Through gritted teeth, I thanked her for her concern and her appreciation of H, and repeated again that she should have mentioned it to me and not to him, and that she should think about the effect stories like that might have on him, since it seems to have scared and upset him a little. I explained to her as well, though I know it would probably scandalize her, about my philosophy of educating for tolerance… and about the identity of the giver of the shirt. 😉 (People who are familiar with the norms of my community don’t even know what to do with me telling them that I have a “dear friend” who is non-Jewish, male, and from Spain. Too bad she was on the phone so I couldn’t see her face. 😛 )

The permanent staff of the kindergarten responded with utmost seriousness and professionalism to the incident. The main teacher told me that the staff discussed it and is going to meet with all the teachers including the substitutes to clarify the professional boundaries of the classroom.

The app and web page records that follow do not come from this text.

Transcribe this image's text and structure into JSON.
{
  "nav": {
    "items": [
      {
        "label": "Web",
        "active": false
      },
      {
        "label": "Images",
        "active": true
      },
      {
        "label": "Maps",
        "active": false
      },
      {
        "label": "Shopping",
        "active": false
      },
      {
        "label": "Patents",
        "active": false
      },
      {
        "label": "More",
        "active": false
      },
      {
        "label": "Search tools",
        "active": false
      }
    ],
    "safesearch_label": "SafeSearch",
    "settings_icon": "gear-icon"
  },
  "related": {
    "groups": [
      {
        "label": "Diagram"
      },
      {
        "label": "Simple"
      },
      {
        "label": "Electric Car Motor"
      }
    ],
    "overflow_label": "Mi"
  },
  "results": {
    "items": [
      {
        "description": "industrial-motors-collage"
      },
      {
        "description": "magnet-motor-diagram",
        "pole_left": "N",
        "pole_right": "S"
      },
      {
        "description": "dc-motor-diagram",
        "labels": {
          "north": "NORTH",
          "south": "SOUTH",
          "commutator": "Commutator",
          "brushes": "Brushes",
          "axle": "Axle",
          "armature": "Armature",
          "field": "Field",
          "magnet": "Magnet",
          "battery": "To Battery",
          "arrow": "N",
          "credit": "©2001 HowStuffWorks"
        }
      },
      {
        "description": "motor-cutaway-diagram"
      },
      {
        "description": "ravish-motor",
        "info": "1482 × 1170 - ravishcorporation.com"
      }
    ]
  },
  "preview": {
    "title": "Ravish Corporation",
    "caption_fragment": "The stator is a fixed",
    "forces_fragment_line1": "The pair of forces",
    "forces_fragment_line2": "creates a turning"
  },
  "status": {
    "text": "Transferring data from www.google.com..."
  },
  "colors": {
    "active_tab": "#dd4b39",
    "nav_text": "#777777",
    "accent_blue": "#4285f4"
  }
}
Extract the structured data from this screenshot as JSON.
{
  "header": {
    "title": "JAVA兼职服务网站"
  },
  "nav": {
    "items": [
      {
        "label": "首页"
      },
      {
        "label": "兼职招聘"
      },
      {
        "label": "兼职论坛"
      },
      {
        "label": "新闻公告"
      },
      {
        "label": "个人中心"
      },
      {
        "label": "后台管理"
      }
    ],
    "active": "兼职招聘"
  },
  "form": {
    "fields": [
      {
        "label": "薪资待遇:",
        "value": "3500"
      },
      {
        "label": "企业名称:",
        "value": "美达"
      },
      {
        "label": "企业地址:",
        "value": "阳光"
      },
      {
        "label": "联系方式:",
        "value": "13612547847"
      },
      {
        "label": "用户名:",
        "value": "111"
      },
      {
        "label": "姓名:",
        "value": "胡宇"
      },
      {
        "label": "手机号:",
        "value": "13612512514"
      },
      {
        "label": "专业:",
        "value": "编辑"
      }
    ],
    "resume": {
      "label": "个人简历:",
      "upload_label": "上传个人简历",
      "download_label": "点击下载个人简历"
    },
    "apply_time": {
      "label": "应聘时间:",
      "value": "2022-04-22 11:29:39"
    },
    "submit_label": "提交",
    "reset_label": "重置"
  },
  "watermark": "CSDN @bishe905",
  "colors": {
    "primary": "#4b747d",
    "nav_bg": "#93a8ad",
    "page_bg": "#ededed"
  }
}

The funny thing is, Josep, that if it had had nothing to do with you, I probably would have just sort of rolled my eyes and beneath the exasperation and indignation that this woman had the gall to undermine the education of my child, I might have even felt a little admiration for her devotion. Part of my whole “interfaith” thing is that I have a kind of soft spot for people who are extremely devoted to their faith and who maintain a spiritual awareness at all times. But because that shirt was a gift from you, and is important to me–obviously, not just in the context of education–for that reason… boy, did she strike a nerve. When H reported the incident I got so angry, to the point that Eitan had to talk me down a little and remind me that I was speaking to my almost-six-year-old son.

*sigh*

Eitan blacked out the cross on the shirt with a permanent marker. I had mixed feelings about him doing anything to it, and I really hope it does not upset or offend you. You should know that I treasure all the gifts you have given us–physical and spiritual.

Much love,

Daniella